Regardless of its legality, gambling is a large, international commercial activity. The amount of money legally wagered each year is estimated at $10 trillion, but the illegal gambling market may be even higher. If you are having problems with gambling, you should not be afraid to ask for help. There are a number of organizations that offer counselling for people with gambling issues. Some of these organizations provide support for affected family members.

A gambler is someone who bets money on a chance game. He or she may do so to try to get back at a problem or to self-soothe. In some cases, a gambler may be suffering from a mood disorder. These disorders may persist even when the person is no longer gambling.

The main reason for gambling is to win something of value. The gambler often bets against his or her own best interests. It is important to know how much money to spend on gambling and when to stop. If you are feeling overwhelmed, you should postpone your gambling until you feel better. You can also consider doing other activities to distract yourself from your gambling urges. You can take up a hobby, join a support group or volunteer at a charity.

In the United States, state-run lotteries have been a popular way to engage in gambling. In the late 20th century, state-operated lotteries expanded rapidly. In Europe and Australia, organized football pools are common. Other forms of gambling may be organized through commercial establishments, such as casinos. These commercial establishments may receive a portion of the money wagered by patrons.

You can also visit a gambling helpline or join a peer support group. These groups are designed to give people who have problems with gambling the support they need to get better. They are patterned after Alcoholics Anonymous. You can find a gambling helpline by searching online. Some states have a list of gambling helplines. The National Helpline is 1-800-662-HELP (4357).

It is important to understand the risks of gambling. If you are having financial difficulties, you should not be gambling, because it could cost you your job. It is also important to consider the social consequences of gambling. You may have strained relationships with friends or family if you are a gambling addict.
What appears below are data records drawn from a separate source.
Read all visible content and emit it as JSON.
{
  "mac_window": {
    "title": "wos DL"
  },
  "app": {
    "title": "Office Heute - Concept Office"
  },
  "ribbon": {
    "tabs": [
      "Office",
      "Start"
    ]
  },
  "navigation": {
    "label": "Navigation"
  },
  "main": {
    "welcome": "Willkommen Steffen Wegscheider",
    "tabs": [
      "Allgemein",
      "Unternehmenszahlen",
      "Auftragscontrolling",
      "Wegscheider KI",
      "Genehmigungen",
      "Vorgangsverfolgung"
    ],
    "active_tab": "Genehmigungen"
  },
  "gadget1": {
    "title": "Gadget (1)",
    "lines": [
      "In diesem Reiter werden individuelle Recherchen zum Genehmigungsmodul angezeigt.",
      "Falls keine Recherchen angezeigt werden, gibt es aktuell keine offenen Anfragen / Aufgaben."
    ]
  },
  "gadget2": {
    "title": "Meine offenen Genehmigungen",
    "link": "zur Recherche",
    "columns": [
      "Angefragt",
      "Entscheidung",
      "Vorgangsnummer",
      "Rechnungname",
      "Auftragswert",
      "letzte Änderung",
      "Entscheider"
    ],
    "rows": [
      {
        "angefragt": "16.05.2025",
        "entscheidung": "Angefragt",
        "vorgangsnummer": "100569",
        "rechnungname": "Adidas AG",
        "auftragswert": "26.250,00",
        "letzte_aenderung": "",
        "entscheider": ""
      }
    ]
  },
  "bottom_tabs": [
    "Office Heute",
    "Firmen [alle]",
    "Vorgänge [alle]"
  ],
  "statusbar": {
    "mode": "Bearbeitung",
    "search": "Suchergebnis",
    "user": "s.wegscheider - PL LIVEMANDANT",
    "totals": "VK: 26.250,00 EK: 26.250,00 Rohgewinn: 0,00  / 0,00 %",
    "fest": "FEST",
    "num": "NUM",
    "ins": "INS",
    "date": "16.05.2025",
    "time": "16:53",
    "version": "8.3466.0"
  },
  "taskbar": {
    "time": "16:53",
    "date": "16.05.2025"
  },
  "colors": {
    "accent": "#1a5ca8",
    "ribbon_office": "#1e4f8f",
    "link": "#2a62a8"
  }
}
It is also important to avoid having any credit cards in your name. If you are concerned about your finances, set up automatic payments from your bank to a separate account. You should also consider setting boundaries with your money so you are more accountable for your gambling.

If you are worried about the impact of gambling on your life, you should reach out to your family. It is important to realize that your family can be very supportive. In addition to the support you receive from your family, you can seek counseling. The American Psychiatric Association publishes a diagnostic guide for diagnosing psychiatric disorders. This book is called Gabbard’s Treatment of Psychiatric Disorders (5th edition) edited by Glen O. Gabbard, M.D.